direct stream digital (CD) (DSD)
Direct Stream Digital (DSD) was developed by Philips and Sony and is used to store high-resolution audio signals. The DSD recording method uses pulse density modulation( PDM), it supports 6 audio channels and is used in the Super Audio CD( SACD). It features improved sound quality over pulse code modulation( PCM) based on the high sampling frequency of 2.8224 MHz.
The sampling rate of 2.8 MHz is obtained in a sigma-delta converter from the sampling rate of 44.1 kHz and a 64-fold oversampling ratio( OSR) for a 1-bit signal. This high resolution allows for an almost pristine reproduction of the original sound, since the bit stream is stored directly; hence the name Direct Stream Digital. To reduce noise, the noise components resulting from the 1-bit conversion are shifted to frequency ranges outside the audible range by noise shaping.

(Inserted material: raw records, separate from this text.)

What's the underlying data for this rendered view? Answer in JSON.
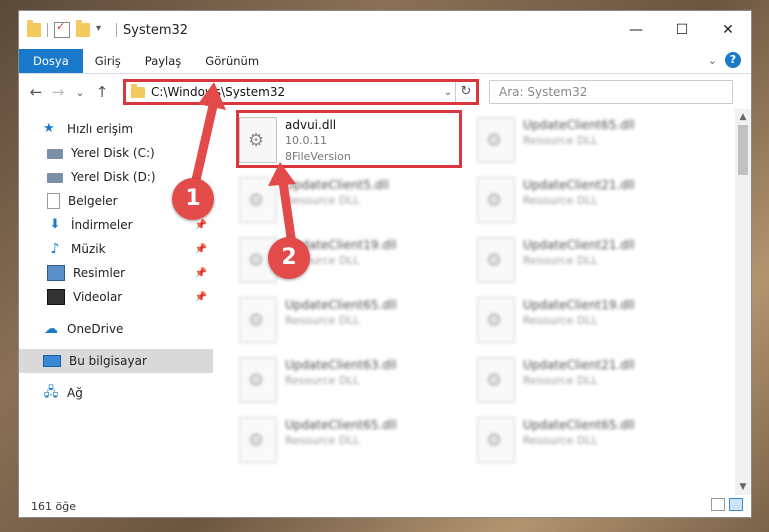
{
  "window": {
    "title": "System32",
    "controls": {
      "minimize": "—",
      "maximize": "☐",
      "close": "✕"
    }
  },
  "ribbon": {
    "tabs": [
      "Dosya",
      "Giriş",
      "Paylaş",
      "Görünüm"
    ],
    "help": "?"
  },
  "nav": {
    "back": "←",
    "forward": "→",
    "recent": "⌄",
    "up": "↑",
    "address": "C:\\Windows\\System32",
    "refresh": "↻",
    "search_placeholder": "Ara: System32"
  },
  "sidebar": {
    "items": [
      {
        "label": "Hızlı erişim",
        "icon": "star-icon"
      },
      {
        "label": "Yerel Disk (C:)",
        "icon": "drive-icon"
      },
      {
        "label": "Yerel Disk (D:)",
        "icon": "drive-icon"
      },
      {
        "label": "Belgeler",
        "icon": "document-icon"
      },
      {
        "label": "İndirmeler",
        "icon": "download-icon"
      },
      {
        "label": "Müzik",
        "icon": "music-icon"
      },
      {
        "label": "Resimler",
        "icon": "pictures-icon"
      },
      {
        "label": "Videolar",
        "icon": "video-icon"
      },
      {
        "label": "OneDrive",
        "icon": "cloud-icon"
      },
      {
        "label": "Bu bilgisayar",
        "icon": "computer-icon"
      },
      {
        "label": "Ağ",
        "icon": "network-icon"
      }
    ]
  },
  "files": [
    {
      "name": "advui.dll",
      "line1": "10.0.11",
      "line2": "8FileVersion"
    },
    {
      "name": "UpdateClient65.dll",
      "line1": "Resource DLL"
    },
    {
      "name": "UpdateClient5.dll",
      "line1": "Resource DLL"
    },
    {
      "name": "UpdateClient21.dll",
      "line1": "Resource DLL"
    },
    {
      "name": "UpdateClient19.dll",
      "line1": "Resource DLL"
    },
    {
      "name": "UpdateClient21.dll",
      "line1": "Resource DLL"
    },
    {
      "name": "UpdateClient65.dll",
      "line1": "Resource DLL"
    },
    {
      "name": "UpdateClient19.dll",
      "line1": "Resource DLL"
    },
    {
      "name": "UpdateClient63.dll",
      "line1": "Resource DLL"
    },
    {
      "name": "UpdateClient21.dll",
      "line1": "Resource DLL"
    },
    {
      "name": "UpdateClient65.dll",
      "line1": "Resource DLL"
    },
    {
      "name": "UpdateClient65.dll",
      "line1": "Resource DLL"
    }
  ],
  "status": {
    "count": "161 öğe"
  },
  "annotations": [
    "1",
    "2"
  ],
  "colors": {
    "accent": "#1979ca",
    "highlight": "#d9363e",
    "callout": "#e34a4a"
  }
}
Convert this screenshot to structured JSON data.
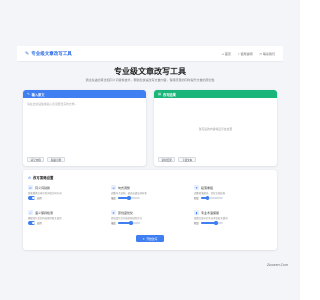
{
  "brand": {
    "name": "专业级文章改写工具"
  },
  "nav": [
    "首页",
    "使用说明",
    "联系我们"
  ],
  "hero": {
    "title": "专业级文章改写工具",
    "subtitle": "通过先进的算法和同义词替换技术，帮助您快速改写文章内容，保持原意的同时提升文章的原创性"
  },
  "input_panel": {
    "header": "输入原文",
    "placeholder": "请在此处粘贴或输入您需要改写的文章...",
    "buttons": [
      "清空内容",
      "粘贴示例"
    ]
  },
  "output_panel": {
    "header": "改写结果",
    "empty_hint": "改写后的内容将显示在这里",
    "buttons": [
      "复制结果",
      "下载文本"
    ]
  },
  "settings": {
    "title": "改写策略设置",
    "options": [
      {
        "name": "同义词替换",
        "desc": "智能替换文章中的词语为同义词",
        "control": "toggle",
        "value": "启用"
      },
      {
        "name": "句式调整",
        "desc": "调整句子结构，使表达更加多样化",
        "control": "slider",
        "label": "强度",
        "level": 0.5
      },
      {
        "name": "段落重组",
        "desc": "调整段落顺序，优化文章结构",
        "control": "slider",
        "label": "程度",
        "level": 0.3
      },
      {
        "name": "语义保持检测",
        "desc": "确保改写后的内容保持原文意思",
        "control": "toggle",
        "value": "启用"
      },
      {
        "name": "原创度优化",
        "desc": "提高改写后内容的原创性评分",
        "control": "slider",
        "label": "强度",
        "level": 0.6
      },
      {
        "name": "专业术语保留",
        "desc": "保留文章中的专业术语和关键词",
        "control": "slider",
        "label": "程度",
        "level": 0.7
      }
    ]
  },
  "primary_action": "开始改写",
  "watermark": "Zuowen.Com"
}
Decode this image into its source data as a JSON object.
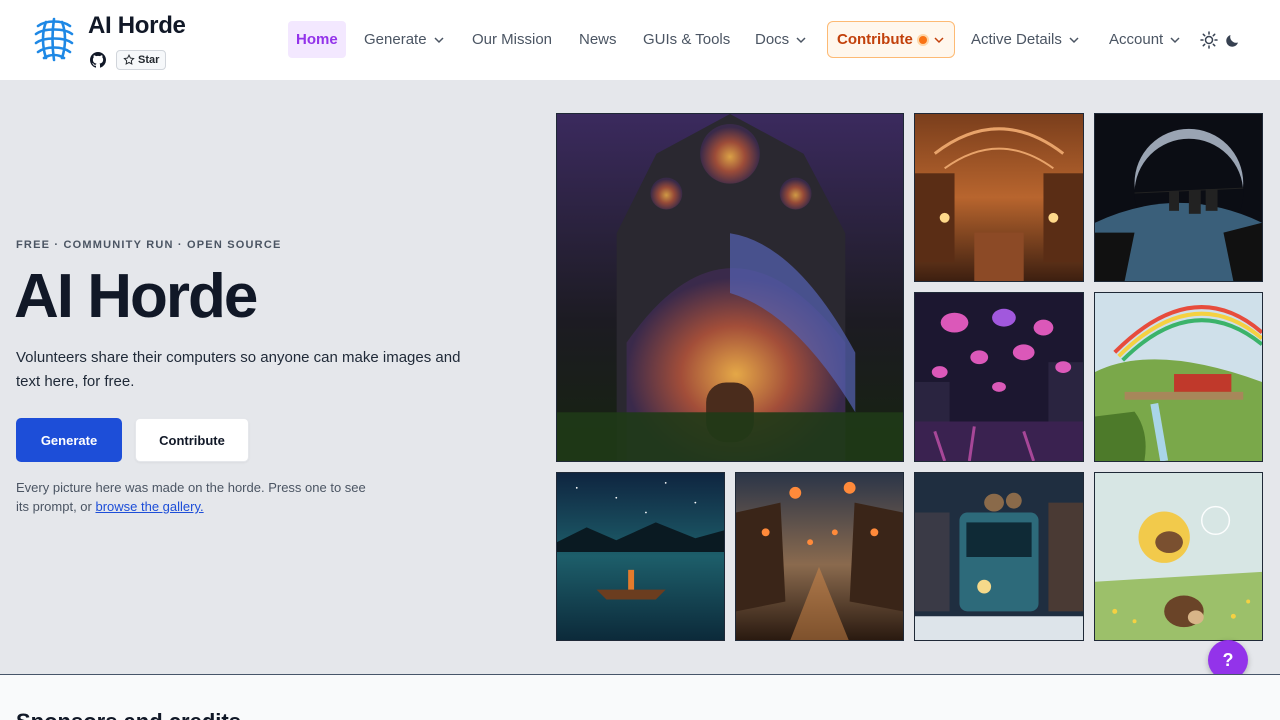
{
  "brand": {
    "title": "AI Horde",
    "star_label": "Star"
  },
  "nav": {
    "home": "Home",
    "generate": "Generate",
    "mission": "Our Mission",
    "news": "News",
    "guis": "GUIs & Tools",
    "docs": "Docs",
    "contribute": "Contribute",
    "active": "Active Details",
    "account": "Account"
  },
  "hero": {
    "eyebrow": "FREE · COMMUNITY RUN · OPEN SOURCE",
    "title": "AI Horde",
    "description": "Volunteers share their computers so anyone can make images and text here, for free.",
    "generate_label": "Generate",
    "contribute_label": "Contribute",
    "note_text": "Every picture here was made on the horde. Press one to see its prompt, or ",
    "note_link": "browse the gallery."
  },
  "help": {
    "label": "?"
  },
  "sponsors": {
    "title": "Sponsors and credits"
  },
  "colors": {
    "accent": "#9333ea",
    "primary": "#1d4ed8",
    "contribute": "#c2410c"
  }
}
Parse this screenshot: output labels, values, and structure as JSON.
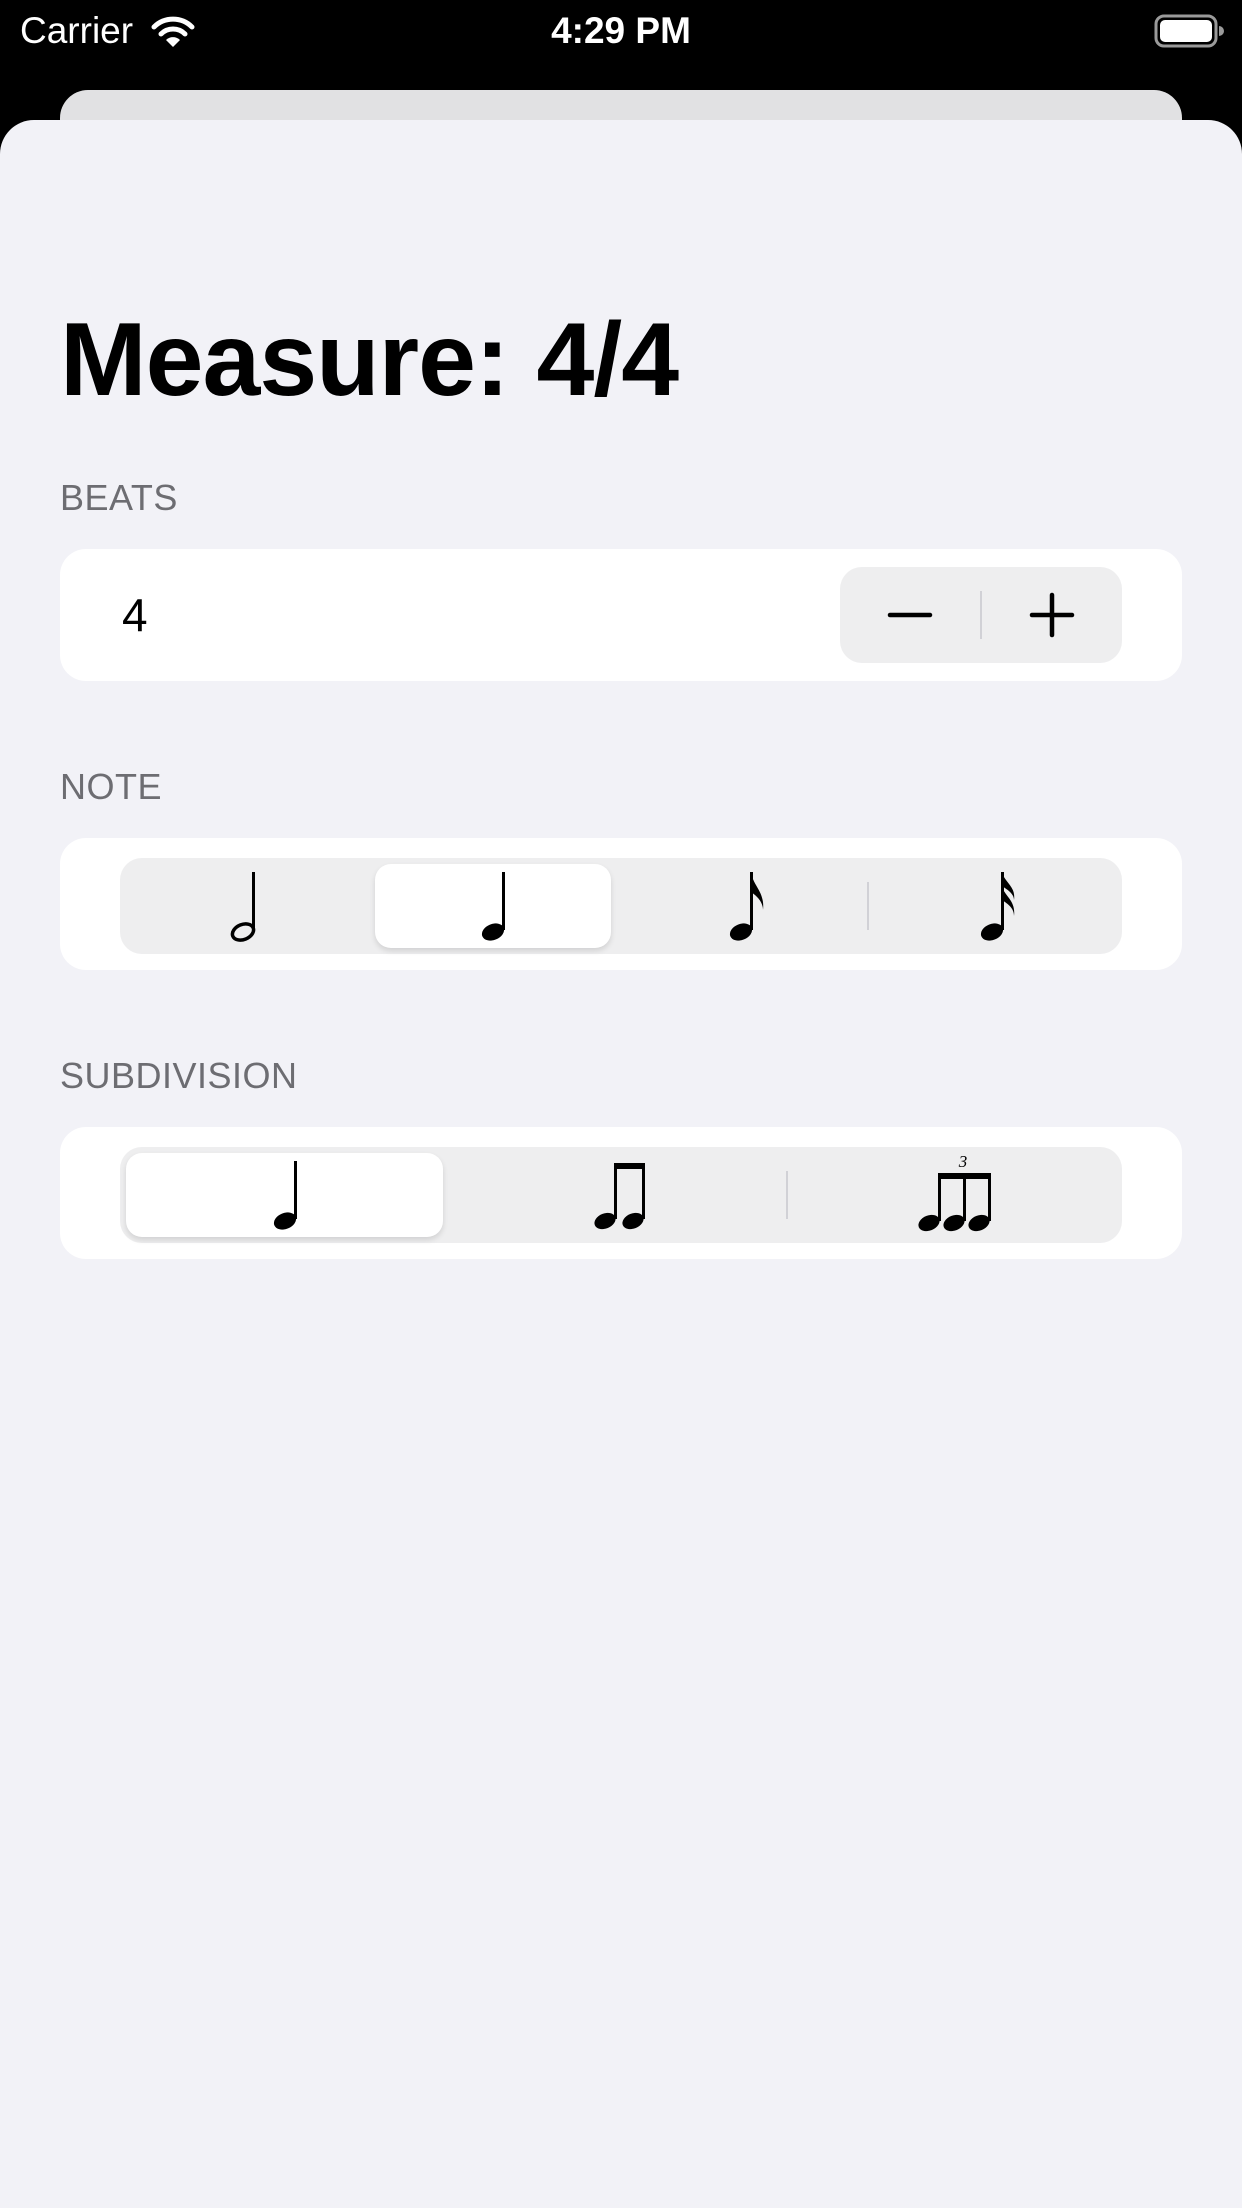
{
  "status_bar": {
    "carrier": "Carrier",
    "time": "4:29 PM",
    "wifi_icon": "wifi-icon",
    "battery_icon": "battery-full-icon"
  },
  "title": "Measure: 4/4",
  "beats": {
    "header": "BEATS",
    "value": "4",
    "decrement_icon": "minus-icon",
    "increment_icon": "plus-icon"
  },
  "note": {
    "header": "NOTE",
    "options": [
      "half-note-icon",
      "quarter-note-icon",
      "eighth-note-icon",
      "sixteenth-note-icon"
    ],
    "selected_index": 1
  },
  "subdivision": {
    "header": "SUBDIVISION",
    "options": [
      "quarter-note-icon",
      "two-beamed-eighth-notes-icon",
      "triplet-eighth-notes-icon"
    ],
    "triplet_label": "3",
    "selected_index": 0
  },
  "colors": {
    "background": "#f2f2f7",
    "card": "#ffffff",
    "segment_track": "#eeeeef",
    "section_header": "#6d6d72"
  }
}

In the simplest case, DSD bitstreams are reproduced via lowpass filters, with a frequency range of up to 100 kHz and a dynamic range of 120 dB. The quantization noise generated in the sigma-delta converter is shifted into an inaudible frequency range by noise shaping.